Repentance is one of Judaism's most uplifting concepts. The Rambam teaches that a person could be despised and hated by God one day and be loved by Him the next. All it takes to make the difference is a sincere process of repentance.
On my recent trip to South Africa, I witnessed an exhilarating example of national repentance. Just a few years ago, the country was governed by a brutal, racist regime, making it a pariah state. Now, it has transformed itself into a highly respected democracy.
The prophet tells us "Wash yourselves, make yourselves clean, remove your evil deeds from My sight, cease to do evil; learn to do good; seek justice, relieve the oppressed ... though your sins be as scarlet, they shall be as white as snow" (Isaiah 1: 16-18). My teacher, Rabbi Menachem Schrader, reminded us that the metaphor of cleaning the filth of sin is not just about flinging clothes into a washing machine, but the painful task of scrubbing by hand.
The Truth and Reconciliation Commission enabled those who had perpetrated heinous crimes under the apartheid regime to come forward, confess their guilt and apologise to their victims. The process was gruelling, but it helped purge some of the bitterness between blacks and whites; freeing everyone to start their lives again.

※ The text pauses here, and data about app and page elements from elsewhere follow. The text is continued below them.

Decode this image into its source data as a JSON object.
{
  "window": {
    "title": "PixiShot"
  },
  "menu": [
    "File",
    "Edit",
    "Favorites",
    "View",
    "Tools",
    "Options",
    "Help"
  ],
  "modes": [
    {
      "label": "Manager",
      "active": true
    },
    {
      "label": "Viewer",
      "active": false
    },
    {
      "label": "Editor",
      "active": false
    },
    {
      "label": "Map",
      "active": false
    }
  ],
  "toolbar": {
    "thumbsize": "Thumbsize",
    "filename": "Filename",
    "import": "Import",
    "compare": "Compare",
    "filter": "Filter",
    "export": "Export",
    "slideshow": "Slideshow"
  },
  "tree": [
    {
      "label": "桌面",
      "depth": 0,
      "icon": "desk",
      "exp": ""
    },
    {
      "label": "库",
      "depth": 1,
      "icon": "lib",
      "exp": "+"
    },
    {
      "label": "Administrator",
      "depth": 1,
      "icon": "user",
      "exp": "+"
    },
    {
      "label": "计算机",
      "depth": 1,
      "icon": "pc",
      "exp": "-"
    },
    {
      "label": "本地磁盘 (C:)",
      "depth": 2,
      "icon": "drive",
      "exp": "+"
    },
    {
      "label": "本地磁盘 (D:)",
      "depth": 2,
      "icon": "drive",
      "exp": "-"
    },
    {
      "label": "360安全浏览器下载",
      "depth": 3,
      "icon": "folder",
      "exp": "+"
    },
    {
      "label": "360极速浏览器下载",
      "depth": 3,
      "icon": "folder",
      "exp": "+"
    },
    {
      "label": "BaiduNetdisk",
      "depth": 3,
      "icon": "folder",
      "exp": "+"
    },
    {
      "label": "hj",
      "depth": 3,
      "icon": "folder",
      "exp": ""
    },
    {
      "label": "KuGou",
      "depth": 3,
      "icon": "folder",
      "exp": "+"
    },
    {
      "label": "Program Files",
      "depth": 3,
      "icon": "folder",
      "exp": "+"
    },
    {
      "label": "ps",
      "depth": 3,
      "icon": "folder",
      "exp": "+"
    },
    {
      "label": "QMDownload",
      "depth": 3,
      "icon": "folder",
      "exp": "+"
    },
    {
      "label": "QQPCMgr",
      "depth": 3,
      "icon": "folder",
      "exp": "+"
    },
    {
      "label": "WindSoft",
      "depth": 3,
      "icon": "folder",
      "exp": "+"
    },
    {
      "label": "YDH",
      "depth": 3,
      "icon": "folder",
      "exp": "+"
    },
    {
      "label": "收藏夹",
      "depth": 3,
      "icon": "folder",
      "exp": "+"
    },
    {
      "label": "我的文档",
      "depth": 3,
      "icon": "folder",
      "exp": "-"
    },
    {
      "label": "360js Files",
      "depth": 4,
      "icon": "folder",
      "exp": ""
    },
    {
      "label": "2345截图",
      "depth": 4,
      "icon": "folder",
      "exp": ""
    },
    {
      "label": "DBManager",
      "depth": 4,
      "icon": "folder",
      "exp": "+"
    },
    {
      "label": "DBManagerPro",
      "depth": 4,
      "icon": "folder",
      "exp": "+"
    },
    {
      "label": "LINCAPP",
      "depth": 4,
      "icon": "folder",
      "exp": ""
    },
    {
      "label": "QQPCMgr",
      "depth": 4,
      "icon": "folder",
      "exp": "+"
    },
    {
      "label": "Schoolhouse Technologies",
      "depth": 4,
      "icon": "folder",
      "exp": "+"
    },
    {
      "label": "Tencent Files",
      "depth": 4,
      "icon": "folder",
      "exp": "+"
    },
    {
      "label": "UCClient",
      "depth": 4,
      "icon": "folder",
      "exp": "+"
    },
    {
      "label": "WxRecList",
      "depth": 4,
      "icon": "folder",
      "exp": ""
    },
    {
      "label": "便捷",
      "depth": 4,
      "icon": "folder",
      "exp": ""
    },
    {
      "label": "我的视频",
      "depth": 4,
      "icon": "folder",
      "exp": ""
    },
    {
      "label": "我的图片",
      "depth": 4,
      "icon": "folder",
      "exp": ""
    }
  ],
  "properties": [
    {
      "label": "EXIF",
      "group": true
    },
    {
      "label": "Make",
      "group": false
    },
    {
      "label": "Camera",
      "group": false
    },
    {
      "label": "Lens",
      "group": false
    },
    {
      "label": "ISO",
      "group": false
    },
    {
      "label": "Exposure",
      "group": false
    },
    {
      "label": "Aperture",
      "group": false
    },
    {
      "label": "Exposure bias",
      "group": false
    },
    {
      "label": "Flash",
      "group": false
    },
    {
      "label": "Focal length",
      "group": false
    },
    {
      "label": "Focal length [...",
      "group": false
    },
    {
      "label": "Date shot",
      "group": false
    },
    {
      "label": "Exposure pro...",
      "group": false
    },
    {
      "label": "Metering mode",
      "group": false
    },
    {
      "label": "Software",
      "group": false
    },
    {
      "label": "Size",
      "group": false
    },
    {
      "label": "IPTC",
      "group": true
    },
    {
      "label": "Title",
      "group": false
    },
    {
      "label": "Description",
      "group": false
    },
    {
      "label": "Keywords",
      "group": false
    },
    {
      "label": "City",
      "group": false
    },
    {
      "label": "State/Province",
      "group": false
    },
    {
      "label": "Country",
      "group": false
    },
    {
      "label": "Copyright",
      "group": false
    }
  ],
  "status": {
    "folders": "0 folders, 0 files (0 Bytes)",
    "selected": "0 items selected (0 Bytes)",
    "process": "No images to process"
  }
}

Watching people of all colours mingling together on the streets of Africa, I learned a powerful lesson about repentance. I caught a glimpse of the infinite potential for each of us, our communities and our nation to escape the bonds of the past and to begin afresh.